[Records — start]

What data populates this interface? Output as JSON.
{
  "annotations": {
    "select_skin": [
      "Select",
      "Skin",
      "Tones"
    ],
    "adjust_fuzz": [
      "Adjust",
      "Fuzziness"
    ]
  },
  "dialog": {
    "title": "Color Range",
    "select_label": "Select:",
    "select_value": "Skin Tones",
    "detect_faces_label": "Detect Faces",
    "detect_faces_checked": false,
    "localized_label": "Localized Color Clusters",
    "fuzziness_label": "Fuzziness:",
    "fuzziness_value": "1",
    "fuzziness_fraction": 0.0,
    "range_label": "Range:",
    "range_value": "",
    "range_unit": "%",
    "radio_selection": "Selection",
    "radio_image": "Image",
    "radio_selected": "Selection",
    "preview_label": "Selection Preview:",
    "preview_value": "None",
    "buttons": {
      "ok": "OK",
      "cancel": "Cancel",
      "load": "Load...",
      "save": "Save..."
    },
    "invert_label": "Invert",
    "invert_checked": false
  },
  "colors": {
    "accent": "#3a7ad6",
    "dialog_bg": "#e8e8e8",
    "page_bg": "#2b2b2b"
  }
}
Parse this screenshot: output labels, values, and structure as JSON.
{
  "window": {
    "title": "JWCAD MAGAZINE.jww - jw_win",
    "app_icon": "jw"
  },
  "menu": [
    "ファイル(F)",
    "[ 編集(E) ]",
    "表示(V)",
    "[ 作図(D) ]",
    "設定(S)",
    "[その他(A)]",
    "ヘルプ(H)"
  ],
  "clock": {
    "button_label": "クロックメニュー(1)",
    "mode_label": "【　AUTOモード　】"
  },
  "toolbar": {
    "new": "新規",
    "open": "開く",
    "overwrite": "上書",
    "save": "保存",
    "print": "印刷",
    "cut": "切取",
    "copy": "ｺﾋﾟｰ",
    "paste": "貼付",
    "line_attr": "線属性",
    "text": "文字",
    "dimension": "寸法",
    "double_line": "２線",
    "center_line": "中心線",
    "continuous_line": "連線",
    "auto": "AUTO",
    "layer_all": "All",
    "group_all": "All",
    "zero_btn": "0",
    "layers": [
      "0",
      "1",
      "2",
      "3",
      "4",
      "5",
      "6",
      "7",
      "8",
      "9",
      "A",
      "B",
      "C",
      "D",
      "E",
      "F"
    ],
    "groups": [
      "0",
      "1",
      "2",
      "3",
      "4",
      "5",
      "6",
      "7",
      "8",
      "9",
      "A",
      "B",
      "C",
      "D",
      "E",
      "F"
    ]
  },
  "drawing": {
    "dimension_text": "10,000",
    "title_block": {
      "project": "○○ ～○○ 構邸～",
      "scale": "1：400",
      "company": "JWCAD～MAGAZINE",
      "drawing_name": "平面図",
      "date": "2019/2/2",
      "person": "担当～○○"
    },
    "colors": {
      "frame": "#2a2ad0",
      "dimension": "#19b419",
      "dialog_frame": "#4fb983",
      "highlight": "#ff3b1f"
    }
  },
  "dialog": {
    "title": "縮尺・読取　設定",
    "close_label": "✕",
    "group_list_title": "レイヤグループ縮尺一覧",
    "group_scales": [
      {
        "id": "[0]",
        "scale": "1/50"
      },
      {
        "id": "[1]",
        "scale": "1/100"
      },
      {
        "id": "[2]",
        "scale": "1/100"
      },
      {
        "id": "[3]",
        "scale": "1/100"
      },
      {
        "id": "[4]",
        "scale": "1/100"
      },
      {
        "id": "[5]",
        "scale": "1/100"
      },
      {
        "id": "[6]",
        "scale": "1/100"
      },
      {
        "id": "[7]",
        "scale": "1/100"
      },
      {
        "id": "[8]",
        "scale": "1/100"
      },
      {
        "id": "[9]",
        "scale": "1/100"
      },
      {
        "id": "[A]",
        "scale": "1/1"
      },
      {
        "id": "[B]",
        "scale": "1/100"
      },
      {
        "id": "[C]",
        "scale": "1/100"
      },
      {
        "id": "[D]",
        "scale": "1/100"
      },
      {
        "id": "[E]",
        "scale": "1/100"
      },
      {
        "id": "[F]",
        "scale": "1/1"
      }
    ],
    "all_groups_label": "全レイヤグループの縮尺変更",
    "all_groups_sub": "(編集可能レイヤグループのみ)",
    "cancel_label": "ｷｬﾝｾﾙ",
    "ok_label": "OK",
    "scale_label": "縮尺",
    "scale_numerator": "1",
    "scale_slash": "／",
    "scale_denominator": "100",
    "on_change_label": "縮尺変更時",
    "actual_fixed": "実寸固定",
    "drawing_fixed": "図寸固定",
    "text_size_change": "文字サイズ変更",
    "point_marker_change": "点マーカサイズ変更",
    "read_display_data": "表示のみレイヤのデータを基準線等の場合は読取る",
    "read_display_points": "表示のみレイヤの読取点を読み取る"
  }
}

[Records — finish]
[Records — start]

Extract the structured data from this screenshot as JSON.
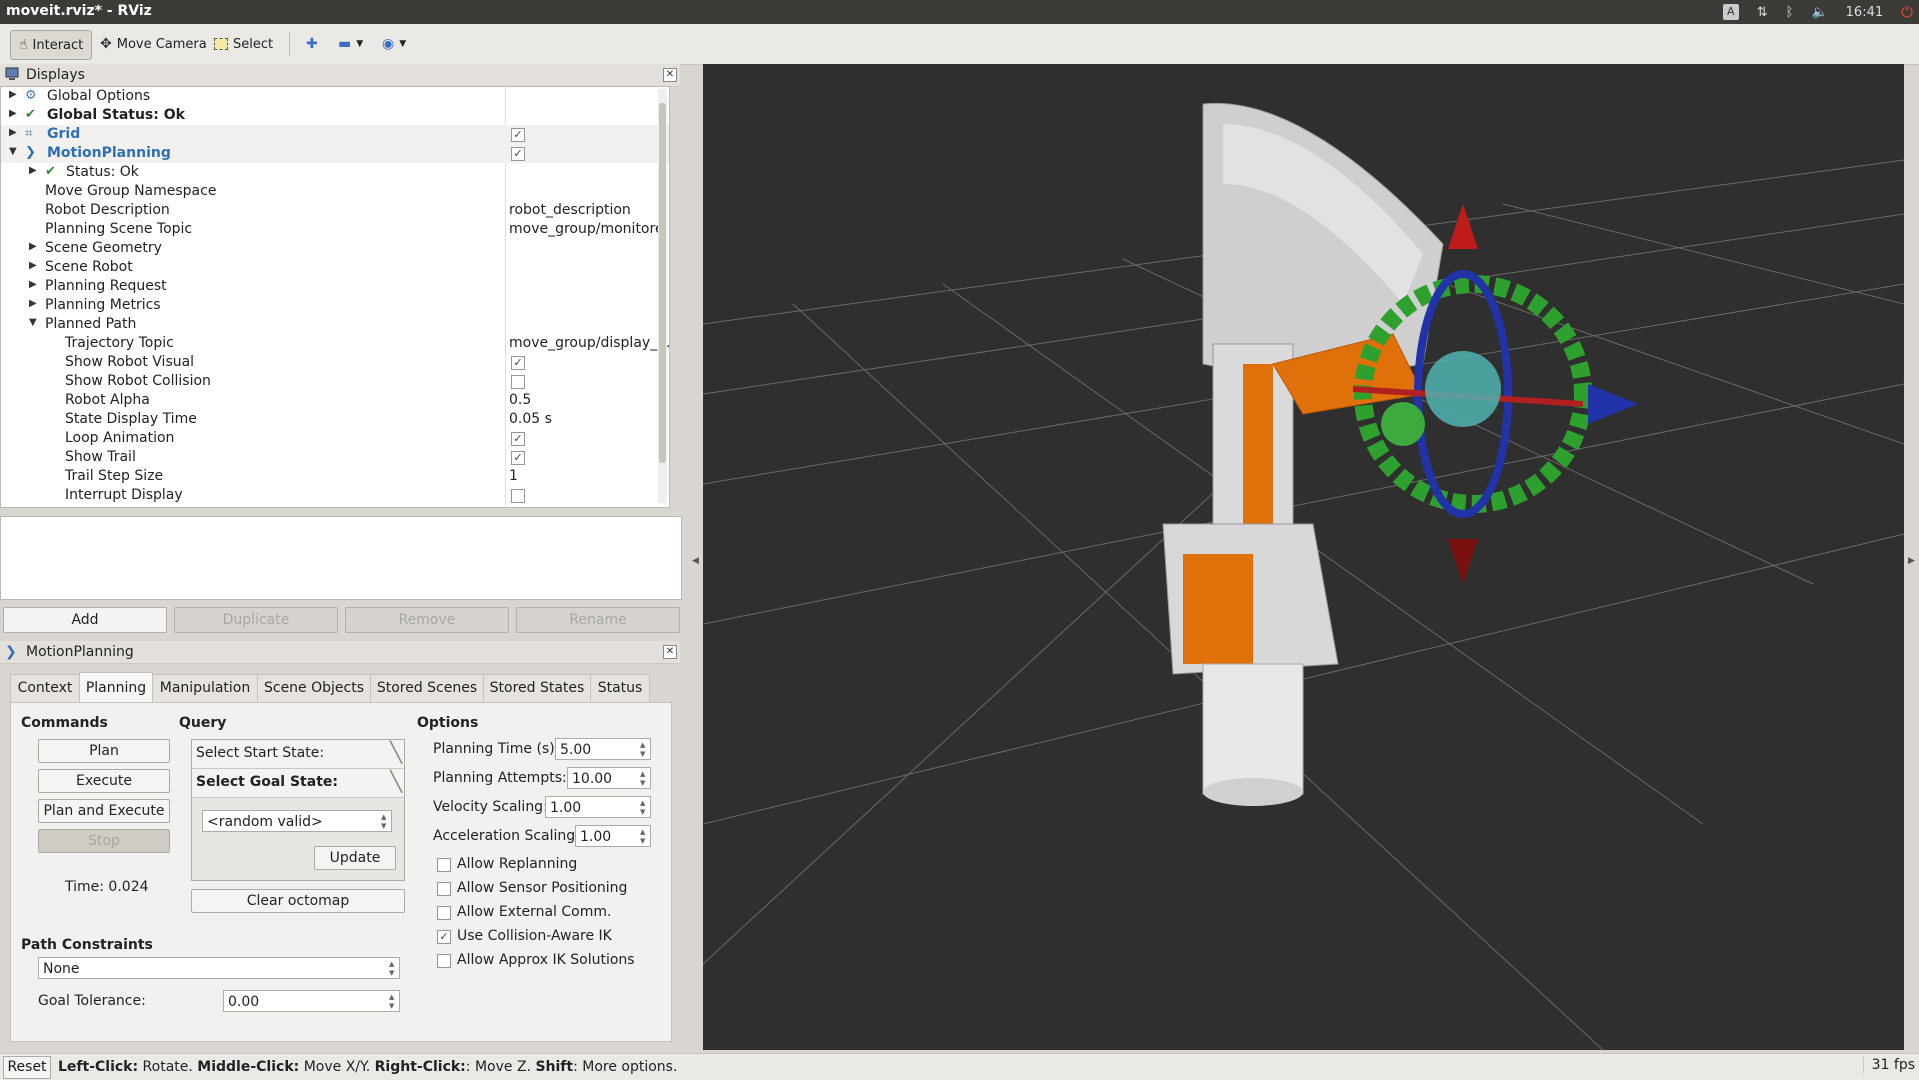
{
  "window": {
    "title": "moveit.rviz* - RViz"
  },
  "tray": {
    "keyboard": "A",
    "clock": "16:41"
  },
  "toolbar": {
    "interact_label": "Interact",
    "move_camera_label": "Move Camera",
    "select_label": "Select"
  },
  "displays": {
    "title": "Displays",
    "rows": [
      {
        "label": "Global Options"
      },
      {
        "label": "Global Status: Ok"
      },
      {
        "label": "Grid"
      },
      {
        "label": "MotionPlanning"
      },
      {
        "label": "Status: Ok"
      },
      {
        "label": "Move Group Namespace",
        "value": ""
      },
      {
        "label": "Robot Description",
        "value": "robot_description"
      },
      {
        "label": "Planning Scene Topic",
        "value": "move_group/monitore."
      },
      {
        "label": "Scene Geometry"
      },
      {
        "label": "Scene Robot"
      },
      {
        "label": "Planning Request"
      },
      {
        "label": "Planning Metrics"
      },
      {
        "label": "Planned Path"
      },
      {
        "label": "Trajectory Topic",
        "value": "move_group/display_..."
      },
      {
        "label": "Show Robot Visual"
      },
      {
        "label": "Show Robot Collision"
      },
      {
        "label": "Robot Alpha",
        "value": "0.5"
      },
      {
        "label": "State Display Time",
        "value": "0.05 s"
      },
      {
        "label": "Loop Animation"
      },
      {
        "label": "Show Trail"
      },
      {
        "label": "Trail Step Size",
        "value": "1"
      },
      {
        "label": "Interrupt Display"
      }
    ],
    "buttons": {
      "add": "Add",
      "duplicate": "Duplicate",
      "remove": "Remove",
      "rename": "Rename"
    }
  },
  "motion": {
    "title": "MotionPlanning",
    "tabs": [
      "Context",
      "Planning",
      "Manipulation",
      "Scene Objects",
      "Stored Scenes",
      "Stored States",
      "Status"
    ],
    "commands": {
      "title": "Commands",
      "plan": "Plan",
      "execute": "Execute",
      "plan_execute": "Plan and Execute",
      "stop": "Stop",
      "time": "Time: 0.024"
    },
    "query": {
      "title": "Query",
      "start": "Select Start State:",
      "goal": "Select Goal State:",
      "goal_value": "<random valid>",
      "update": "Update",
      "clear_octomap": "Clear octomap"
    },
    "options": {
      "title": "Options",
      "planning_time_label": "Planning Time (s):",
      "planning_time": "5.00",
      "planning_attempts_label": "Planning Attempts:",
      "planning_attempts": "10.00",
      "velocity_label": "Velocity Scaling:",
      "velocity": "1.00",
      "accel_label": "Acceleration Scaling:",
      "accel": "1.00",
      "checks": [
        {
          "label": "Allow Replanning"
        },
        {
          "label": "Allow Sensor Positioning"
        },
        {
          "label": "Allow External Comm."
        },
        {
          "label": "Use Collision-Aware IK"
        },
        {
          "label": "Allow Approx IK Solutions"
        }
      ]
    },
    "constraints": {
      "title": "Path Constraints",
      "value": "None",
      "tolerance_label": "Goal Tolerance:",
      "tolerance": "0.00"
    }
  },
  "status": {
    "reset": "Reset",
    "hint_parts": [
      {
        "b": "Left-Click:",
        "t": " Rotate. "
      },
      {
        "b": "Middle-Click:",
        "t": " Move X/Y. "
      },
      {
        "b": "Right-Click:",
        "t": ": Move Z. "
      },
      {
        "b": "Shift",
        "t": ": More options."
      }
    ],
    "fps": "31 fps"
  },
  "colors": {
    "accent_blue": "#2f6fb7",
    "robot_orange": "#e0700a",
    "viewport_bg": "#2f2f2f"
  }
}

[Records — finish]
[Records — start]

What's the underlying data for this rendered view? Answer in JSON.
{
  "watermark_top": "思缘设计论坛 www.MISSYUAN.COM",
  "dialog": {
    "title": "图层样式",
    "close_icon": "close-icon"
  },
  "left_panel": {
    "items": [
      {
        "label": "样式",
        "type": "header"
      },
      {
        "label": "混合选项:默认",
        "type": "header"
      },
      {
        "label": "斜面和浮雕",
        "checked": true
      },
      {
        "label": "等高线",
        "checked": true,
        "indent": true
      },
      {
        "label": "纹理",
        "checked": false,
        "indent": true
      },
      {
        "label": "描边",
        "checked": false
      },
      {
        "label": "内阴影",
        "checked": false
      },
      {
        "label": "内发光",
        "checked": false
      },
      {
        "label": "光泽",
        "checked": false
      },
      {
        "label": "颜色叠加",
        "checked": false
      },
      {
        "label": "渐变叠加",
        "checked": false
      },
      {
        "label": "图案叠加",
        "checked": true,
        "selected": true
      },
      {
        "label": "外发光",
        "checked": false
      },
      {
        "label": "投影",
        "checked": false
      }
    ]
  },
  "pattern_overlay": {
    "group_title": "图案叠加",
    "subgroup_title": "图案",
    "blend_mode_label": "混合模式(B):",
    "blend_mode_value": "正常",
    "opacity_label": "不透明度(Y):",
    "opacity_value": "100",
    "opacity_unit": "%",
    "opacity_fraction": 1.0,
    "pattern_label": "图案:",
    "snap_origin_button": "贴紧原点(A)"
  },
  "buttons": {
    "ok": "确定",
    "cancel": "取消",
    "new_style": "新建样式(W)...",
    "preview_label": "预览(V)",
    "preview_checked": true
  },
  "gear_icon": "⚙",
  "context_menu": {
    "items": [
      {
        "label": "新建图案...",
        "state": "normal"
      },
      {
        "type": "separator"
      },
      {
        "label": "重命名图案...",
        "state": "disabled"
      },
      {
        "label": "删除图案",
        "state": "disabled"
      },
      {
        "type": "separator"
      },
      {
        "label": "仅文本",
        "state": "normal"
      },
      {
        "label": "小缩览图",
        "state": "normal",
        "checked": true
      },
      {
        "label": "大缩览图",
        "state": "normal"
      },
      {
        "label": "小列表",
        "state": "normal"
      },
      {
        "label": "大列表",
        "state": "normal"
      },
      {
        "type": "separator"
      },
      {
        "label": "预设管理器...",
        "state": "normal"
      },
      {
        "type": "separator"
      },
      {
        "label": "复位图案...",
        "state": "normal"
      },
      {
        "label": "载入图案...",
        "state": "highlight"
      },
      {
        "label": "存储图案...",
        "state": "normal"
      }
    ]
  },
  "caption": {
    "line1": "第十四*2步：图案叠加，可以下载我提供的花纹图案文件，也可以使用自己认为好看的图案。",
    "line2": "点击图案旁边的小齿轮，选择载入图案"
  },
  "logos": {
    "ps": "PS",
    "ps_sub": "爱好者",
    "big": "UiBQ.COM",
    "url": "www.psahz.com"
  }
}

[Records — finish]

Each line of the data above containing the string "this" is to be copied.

What data populates this interface? Output as JSON.
Parse this screenshot: output labels, values, and structure as JSON.
Extract the structured data from this screenshot as JSON.
What's the underlying data for this rendered view? Answer in JSON.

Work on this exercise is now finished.